TASK REQUIREMENTS: Would you go through the records below and copy each line with the string "author"?

[Items from an interface collection]
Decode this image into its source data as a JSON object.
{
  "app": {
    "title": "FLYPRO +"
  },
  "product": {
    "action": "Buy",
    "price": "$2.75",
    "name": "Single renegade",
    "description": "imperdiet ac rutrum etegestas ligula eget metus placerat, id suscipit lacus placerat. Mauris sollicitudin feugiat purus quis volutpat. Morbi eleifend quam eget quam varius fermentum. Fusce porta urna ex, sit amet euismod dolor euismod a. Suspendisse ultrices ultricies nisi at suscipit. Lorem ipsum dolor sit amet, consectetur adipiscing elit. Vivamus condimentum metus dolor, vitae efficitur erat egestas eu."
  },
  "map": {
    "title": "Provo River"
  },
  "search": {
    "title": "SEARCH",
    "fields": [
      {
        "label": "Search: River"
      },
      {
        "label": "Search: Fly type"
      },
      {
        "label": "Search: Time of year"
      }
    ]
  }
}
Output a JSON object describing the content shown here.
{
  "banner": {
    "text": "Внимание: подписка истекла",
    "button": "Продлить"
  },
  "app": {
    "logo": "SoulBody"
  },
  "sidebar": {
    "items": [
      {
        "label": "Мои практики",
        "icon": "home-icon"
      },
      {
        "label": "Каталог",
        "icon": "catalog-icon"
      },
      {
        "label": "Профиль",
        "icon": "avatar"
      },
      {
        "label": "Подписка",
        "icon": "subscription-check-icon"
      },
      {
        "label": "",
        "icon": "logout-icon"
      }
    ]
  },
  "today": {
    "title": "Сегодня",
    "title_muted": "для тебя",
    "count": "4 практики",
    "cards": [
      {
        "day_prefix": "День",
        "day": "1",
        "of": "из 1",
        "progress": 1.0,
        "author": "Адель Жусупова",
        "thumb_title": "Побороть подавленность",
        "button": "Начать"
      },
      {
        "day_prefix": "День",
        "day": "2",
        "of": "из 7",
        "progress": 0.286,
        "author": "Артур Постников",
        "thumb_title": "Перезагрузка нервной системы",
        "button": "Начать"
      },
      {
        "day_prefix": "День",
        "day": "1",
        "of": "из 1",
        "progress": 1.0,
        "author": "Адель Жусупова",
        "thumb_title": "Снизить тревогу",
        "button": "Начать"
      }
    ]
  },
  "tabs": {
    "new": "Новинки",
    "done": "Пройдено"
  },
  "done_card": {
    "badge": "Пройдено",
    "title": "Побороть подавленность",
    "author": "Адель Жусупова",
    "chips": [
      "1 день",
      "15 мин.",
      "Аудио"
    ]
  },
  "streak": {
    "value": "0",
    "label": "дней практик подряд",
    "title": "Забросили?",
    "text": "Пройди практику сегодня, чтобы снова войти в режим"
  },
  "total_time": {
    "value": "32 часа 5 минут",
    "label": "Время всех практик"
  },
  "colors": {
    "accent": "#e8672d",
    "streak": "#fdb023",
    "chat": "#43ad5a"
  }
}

OUTPUT OF THE EXERCISE:
        "author": "Адель Жусупова",
        "author": "Артур Постников",
        "author": "Адель Жусупова",
    "author": "Адель Жусупова",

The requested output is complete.